• [Material for the task]:
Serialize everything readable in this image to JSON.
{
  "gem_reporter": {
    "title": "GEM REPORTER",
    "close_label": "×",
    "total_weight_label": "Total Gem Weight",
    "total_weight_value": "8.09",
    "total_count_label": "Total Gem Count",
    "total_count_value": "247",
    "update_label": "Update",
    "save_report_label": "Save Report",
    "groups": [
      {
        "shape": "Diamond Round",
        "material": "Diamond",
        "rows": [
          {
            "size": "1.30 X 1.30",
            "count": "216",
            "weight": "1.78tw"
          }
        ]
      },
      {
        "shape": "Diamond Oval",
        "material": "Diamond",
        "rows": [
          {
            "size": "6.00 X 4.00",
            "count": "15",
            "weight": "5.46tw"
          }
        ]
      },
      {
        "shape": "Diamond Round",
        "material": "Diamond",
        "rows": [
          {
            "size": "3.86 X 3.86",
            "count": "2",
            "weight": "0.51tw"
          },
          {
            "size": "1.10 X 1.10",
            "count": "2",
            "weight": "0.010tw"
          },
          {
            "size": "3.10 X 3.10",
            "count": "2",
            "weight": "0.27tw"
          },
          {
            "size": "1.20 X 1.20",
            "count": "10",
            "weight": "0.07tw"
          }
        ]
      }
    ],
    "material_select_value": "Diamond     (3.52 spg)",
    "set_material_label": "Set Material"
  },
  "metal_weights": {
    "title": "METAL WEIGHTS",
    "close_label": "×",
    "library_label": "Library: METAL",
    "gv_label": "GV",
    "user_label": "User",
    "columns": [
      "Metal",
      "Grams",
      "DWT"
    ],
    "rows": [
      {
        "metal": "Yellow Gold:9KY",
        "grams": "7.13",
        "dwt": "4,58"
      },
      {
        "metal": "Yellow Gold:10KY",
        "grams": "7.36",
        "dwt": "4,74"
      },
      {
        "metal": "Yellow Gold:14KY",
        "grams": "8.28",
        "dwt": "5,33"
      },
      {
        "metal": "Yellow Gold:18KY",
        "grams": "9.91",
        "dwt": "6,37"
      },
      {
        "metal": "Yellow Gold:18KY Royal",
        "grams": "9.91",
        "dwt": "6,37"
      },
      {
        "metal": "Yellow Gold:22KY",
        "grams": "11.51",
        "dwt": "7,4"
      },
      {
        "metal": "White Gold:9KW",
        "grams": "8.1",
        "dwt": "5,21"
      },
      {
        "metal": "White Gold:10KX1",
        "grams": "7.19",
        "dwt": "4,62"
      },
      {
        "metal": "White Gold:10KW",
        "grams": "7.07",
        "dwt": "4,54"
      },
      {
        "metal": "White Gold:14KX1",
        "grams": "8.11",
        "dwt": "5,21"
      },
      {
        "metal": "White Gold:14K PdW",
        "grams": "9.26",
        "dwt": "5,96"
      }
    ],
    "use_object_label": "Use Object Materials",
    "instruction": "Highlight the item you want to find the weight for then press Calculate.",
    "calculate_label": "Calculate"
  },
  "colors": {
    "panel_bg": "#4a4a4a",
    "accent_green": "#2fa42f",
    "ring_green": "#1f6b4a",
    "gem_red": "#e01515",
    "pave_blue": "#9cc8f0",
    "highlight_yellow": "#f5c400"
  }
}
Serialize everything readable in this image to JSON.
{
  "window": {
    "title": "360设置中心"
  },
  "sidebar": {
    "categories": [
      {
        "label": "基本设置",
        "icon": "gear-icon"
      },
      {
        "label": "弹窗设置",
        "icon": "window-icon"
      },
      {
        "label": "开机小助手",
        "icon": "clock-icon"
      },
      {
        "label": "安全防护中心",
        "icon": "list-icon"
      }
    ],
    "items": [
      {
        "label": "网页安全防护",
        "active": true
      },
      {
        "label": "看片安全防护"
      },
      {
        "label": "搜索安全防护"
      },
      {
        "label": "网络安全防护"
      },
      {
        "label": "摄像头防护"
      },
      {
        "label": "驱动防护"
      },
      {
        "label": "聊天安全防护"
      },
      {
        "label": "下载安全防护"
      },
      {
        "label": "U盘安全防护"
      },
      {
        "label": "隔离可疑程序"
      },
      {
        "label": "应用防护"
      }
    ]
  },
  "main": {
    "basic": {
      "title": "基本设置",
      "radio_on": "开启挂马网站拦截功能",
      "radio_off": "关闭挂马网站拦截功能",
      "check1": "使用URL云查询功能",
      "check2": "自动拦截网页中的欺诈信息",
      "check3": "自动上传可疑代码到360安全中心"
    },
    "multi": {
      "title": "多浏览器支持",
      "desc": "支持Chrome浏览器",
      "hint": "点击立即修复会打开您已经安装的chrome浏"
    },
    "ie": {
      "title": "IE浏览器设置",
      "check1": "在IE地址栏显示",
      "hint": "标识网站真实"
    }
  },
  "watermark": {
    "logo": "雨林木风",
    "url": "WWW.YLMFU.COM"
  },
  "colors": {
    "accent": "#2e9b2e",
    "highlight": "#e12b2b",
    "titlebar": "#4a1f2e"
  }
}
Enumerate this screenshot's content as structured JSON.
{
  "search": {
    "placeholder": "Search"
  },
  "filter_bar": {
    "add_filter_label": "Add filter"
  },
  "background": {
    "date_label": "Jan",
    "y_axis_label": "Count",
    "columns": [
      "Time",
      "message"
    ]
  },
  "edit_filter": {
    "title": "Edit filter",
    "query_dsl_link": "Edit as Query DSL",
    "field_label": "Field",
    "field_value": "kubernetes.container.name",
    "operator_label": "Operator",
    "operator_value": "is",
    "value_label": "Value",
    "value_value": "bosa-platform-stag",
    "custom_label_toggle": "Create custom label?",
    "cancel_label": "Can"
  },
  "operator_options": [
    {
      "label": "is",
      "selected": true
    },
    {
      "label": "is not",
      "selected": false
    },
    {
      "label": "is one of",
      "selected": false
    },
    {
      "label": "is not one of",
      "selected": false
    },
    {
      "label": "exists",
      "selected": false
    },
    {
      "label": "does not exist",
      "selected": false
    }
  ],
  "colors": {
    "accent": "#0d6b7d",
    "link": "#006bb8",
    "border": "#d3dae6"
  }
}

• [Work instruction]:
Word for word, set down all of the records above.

• [Reply to the exercise]:
Serialize everything readable in this image to JSON.
{
  "gem_reporter": {
    "title": "GEM REPORTER",
    "close_label": "×",
    "total_weight_label": "Total Gem Weight",
    "total_weight_value": "8.09",
    "total_count_label": "Total Gem Count",
    "total_count_value": "247",
    "update_label": "Update",
    "save_report_label": "Save Report",
    "groups": [
      {
        "shape": "Diamond Round",
        "material": "Diamond",
        "rows": [
          {
            "size": "1.30 X 1.30",
            "count": "216",
            "weight": "1.78tw"
          }
        ]
      },
      {
        "shape": "Diamond Oval",
        "material": "Diamond",
        "rows": [
          {
            "size": "6.00 X 4.00",
            "count": "15",
            "weight": "5.46tw"
          }
        ]
      },
      {
        "shape": "Diamond Round",
        "material": "Diamond",
        "rows": [
          {
            "size": "3.86 X 3.86",
            "count": "2",
            "weight": "0.51tw"
          },
          {
            "size": "1.10 X 1.10",
            "count": "2",
            "weight": "0.010tw"
          },
          {
            "size": "3.10 X 3.10",
            "count": "2",
            "weight": "0.27tw"
          },
          {
            "size": "1.20 X 1.20",
            "count": "10",
            "weight": "0.07tw"
          }
        ]
      }
    ],
    "material_select_value": "Diamond     (3.52 spg)",
    "set_material_label": "Set Material"
  },
  "metal_weights": {
    "title": "METAL WEIGHTS",
    "close_label": "×",
    "library_label": "Library: METAL",
    "gv_label": "GV",
    "user_label": "User",
    "columns": [
      "Metal",
      "Grams",
      "DWT"
    ],
    "rows": [
      {
        "metal": "Yellow Gold:9KY",
        "grams": "7.13",
        "dwt": "4,58"
      },
      {
        "metal": "Yellow Gold:10KY",
        "grams": "7.36",
        "dwt": "4,74"
      },
      {
        "metal": "Yellow Gold:14KY",
        "grams": "8.28",
        "dwt": "5,33"
      },
      {
        "metal": "Yellow Gold:18KY",
        "grams": "9.91",
        "dwt": "6,37"
      },
      {
        "metal": "Yellow Gold:18KY Royal",
        "grams": "9.91",
        "dwt": "6,37"
      },
      {
        "metal": "Yellow Gold:22KY",
        "grams": "11.51",
        "dwt": "7,4"
      },
      {
        "metal": "White Gold:9KW",
        "grams": "8.1",
        "dwt": "5,21"
      },
      {
        "metal": "White Gold:10KX1",
        "grams": "7.19",
        "dwt": "4,62"
      },
      {
        "metal": "White Gold:10KW",
        "grams": "7.07",
        "dwt": "4,54"
      },
      {
        "metal": "White Gold:14KX1",
        "grams": "8.11",
        "dwt": "5,21"
      },
      {
        "metal": "White Gold:14K PdW",
        "grams": "9.26",
        "dwt": "5,96"
      }
    ],
    "use_object_label": "Use Object Materials",
    "instruction": "Highlight the item you want to find the weight for then press Calculate.",
    "calculate_label": "Calculate"
  },
  "colors": {
    "panel_bg": "#4a4a4a",
    "accent_green": "#2fa42f",
    "ring_green": "#1f6b4a",
    "gem_red": "#e01515",
    "pave_blue": "#9cc8f0",
    "highlight_yellow": "#f5c400"
  }
}
Serialize everything readable in this image to JSON.
{
  "window": {
    "title": "360设置中心"
  },
  "sidebar": {
    "categories": [
      {
        "label": "基本设置",
        "icon": "gear-icon"
      },
      {
        "label": "弹窗设置",
        "icon": "window-icon"
      },
      {
        "label": "开机小助手",
        "icon": "clock-icon"
      },
      {
        "label": "安全防护中心",
        "icon": "list-icon"
      }
    ],
    "items": [
      {
        "label": "网页安全防护",
        "active": true
      },
      {
        "label": "看片安全防护"
      },
      {
        "label": "搜索安全防护"
      },
      {
        "label": "网络安全防护"
      },
      {
        "label": "摄像头防护"
      },
      {
        "label": "驱动防护"
      },
      {
        "label": "聊天安全防护"
      },
      {
        "label": "下载安全防护"
      },
      {
        "label": "U盘安全防护"
      },
      {
        "label": "隔离可疑程序"
      },
      {
        "label": "应用防护"
      }
    ]
  },
  "main": {
    "basic": {
      "title": "基本设置",
      "radio_on": "开启挂马网站拦截功能",
      "radio_off": "关闭挂马网站拦截功能",
      "check1": "使用URL云查询功能",
      "check2": "自动拦截网页中的欺诈信息",
      "check3": "自动上传可疑代码到360安全中心"
    },
    "multi": {
      "title": "多浏览器支持",
      "desc": "支持Chrome浏览器",
      "hint": "点击立即修复会打开您已经安装的chrome浏"
    },
    "ie": {
      "title": "IE浏览器设置",
      "check1": "在IE地址栏显示",
      "hint": "标识网站真实"
    }
  },
  "watermark": {
    "logo": "雨林木风",
    "url": "WWW.YLMFU.COM"
  },
  "colors": {
    "accent": "#2e9b2e",
    "highlight": "#e12b2b",
    "titlebar": "#4a1f2e"
  }
}
Enumerate this screenshot's content as structured JSON.
{
  "search": {
    "placeholder": "Search"
  },
  "filter_bar": {
    "add_filter_label": "Add filter"
  },
  "background": {
    "date_label": "Jan",
    "y_axis_label": "Count",
    "columns": [
      "Time",
      "message"
    ]
  },
  "edit_filter": {
    "title": "Edit filter",
    "query_dsl_link": "Edit as Query DSL",
    "field_label": "Field",
    "field_value": "kubernetes.container.name",
    "operator_label": "Operator",
    "operator_value": "is",
    "value_label": "Value",
    "value_value": "bosa-platform-stag",
    "custom_label_toggle": "Create custom label?",
    "cancel_label": "Can"
  },
  "operator_options": [
    {
      "label": "is",
      "selected": true
    },
    {
      "label": "is not",
      "selected": false
    },
    {
      "label": "is one of",
      "selected": false
    },
    {
      "label": "is not one of",
      "selected": false
    },
    {
      "label": "exists",
      "selected": false
    },
    {
      "label": "does not exist",
      "selected": false
    }
  ],
  "colors": {
    "accent": "#0d6b7d",
    "link": "#006bb8",
    "border": "#d3dae6"
  }
}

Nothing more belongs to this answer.